Score: 92/100 (9.2 out of 10)
The Mines of Jedira is a thrilling and captivating sci-fi novel by Cal Davis! It is the second in a series that began with The Jediran Quest, continuing a series that focuses on a young man wrapped up in humankind's valiant attempts to colonize space. This is a solid YA novel that doesn't just run, it flies!
The Mines of Jedira follows a young man named Braven, one of the brave survivors of the events of The Jediran Quest. Those tragic and harrowing events continue to haunt him and his colony mates. Braven and his parents find themselves visiting the small and mysterious Zeta Colony, one of the newer colonies that specializes in mining rare minerals using both manual and robotic labor.
Braven quickly notices that something is amiss when he sees a large, black shadow pass him, appearing to be the shadow of a large creature. They soon discover tracks of a creature over 9 meters in length, appearing to be phalanges. Braven and his new friend, Skylar, begin to suspect that they may be in the vicinity of a mythical creature known as a caprodome, a man-eating beast similar to a dragon.
Things escalate to a fever pitch when two kids go missing from the colony. A chaotic flurry of bad news spreads regarding the incident as there are rumors of storms, monsters, death, and more missing people.
There's suspicious, unscrupulous dealings afoot, a lot of which deals with the mines believed to be home to this light-deterred creature.
This book takes up almost a Kaiju-esque vibe, in stark contrast to the previous book which focused more on microorganisms like bacteria. Yes, this is a MONSTER story and we love it for that.
This book almost seemed like a combination of several books we read this season. For example, The Windy City Terror similarly featured a lab-bred monster that lurks the ground below. Endgame on Lunar One and Diary of a Martian similarly explored life inside and outside the boundaries of a space colony. One story in Tales of Monstrosity featured a monster called the Jersey Devil that was a lot like the caprodome in this book.
This book does one thing exceptionally well: the world-building!
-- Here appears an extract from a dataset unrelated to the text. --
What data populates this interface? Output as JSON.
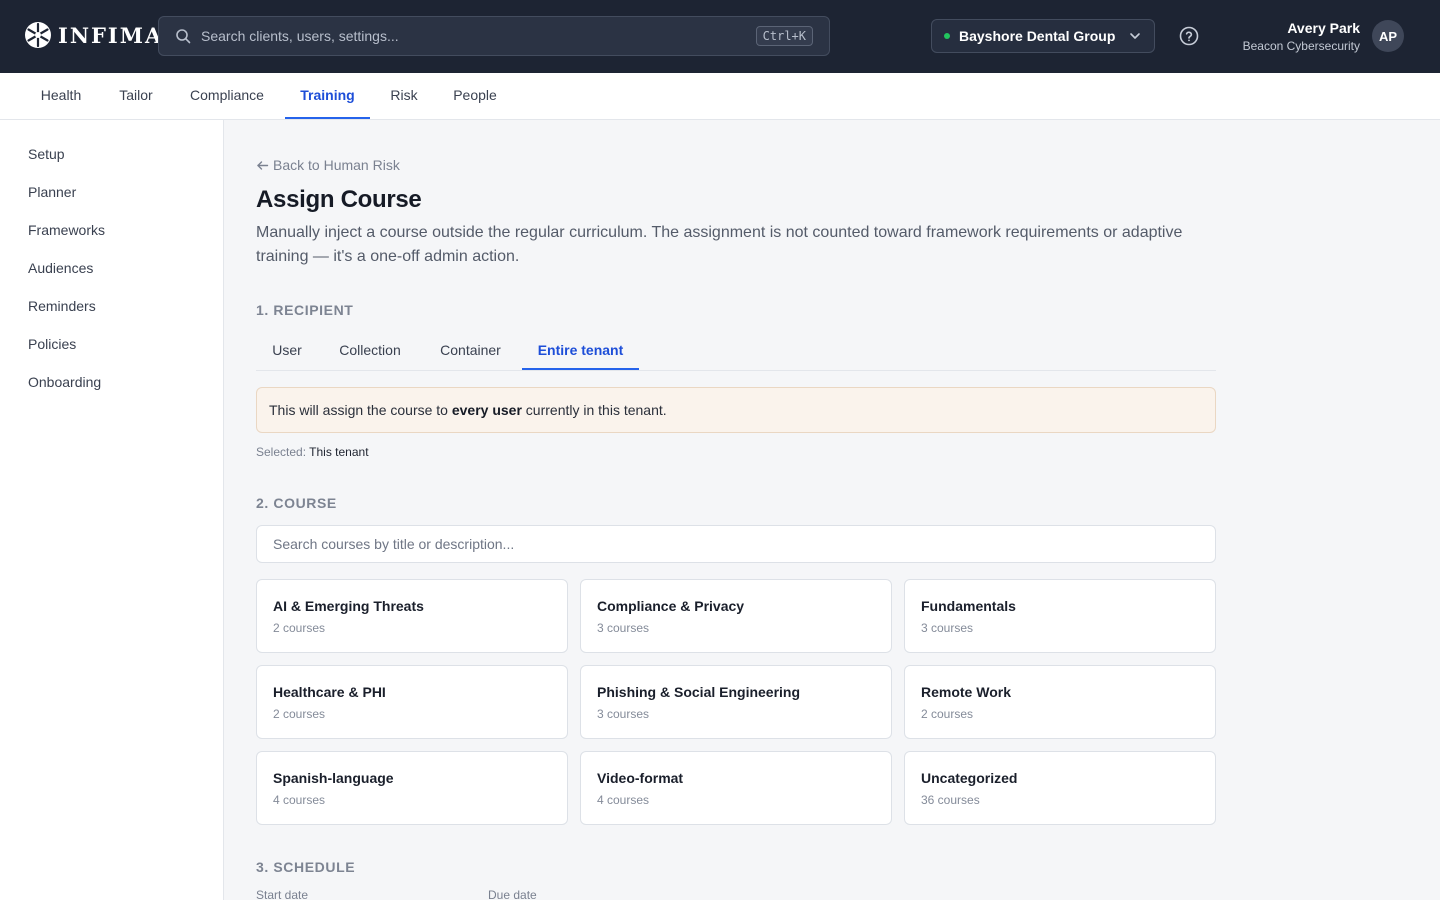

This book does a great job at fleshing out both the main planet of the book and the universe full of other colonies. For example, the moon is constantly referenced both as a measure of time (like when Braven doesn't want to get out of bed) and of distance (like when Braven is running/limping for his life). There are exotic minerals found in this colony found nowhere on Earth. Eden (another planet) is also referenced. There are even databoards which act like smartphones or Ipads.
One of the most interesting concepts in this book is that different people are able to communicate using universal-translator-like technology. One of the characters (Mesilia, if we remembered correctly) is physically unable to create speech, but she is able to let her thoughts be known using this technology.
Furthermore, the details and the world-building don't bog down the pacing of the story like they sometimes do in other books. Instead, this book flies by! You can get through this book in one or two sittings if you really wanted to. The pages go flying. If anything, the details and world-building just elevate the rest of the content.
There is also a rather interesting human subplot involving Braven and his new friend, Skylar. Braven adopts almost a big-brother-like role in looking after Skylar. Their relationship is similar to Katniss and Rue in The Hunger Games. At the same time, we didn't really connect with Skylar as much as we connected with Khara in the previous book. We missed Khara.
One last thing we appreciated is that you can tell that the course of this book takes a physical and emotional toll on Braven. He takes a beating in this book (as protagonists should). There are times when he's injured and can hardly walk or run! That just makes it more dramatic and tense!
Anyway, this book is really great for its target audience.
Check it out on Amazon!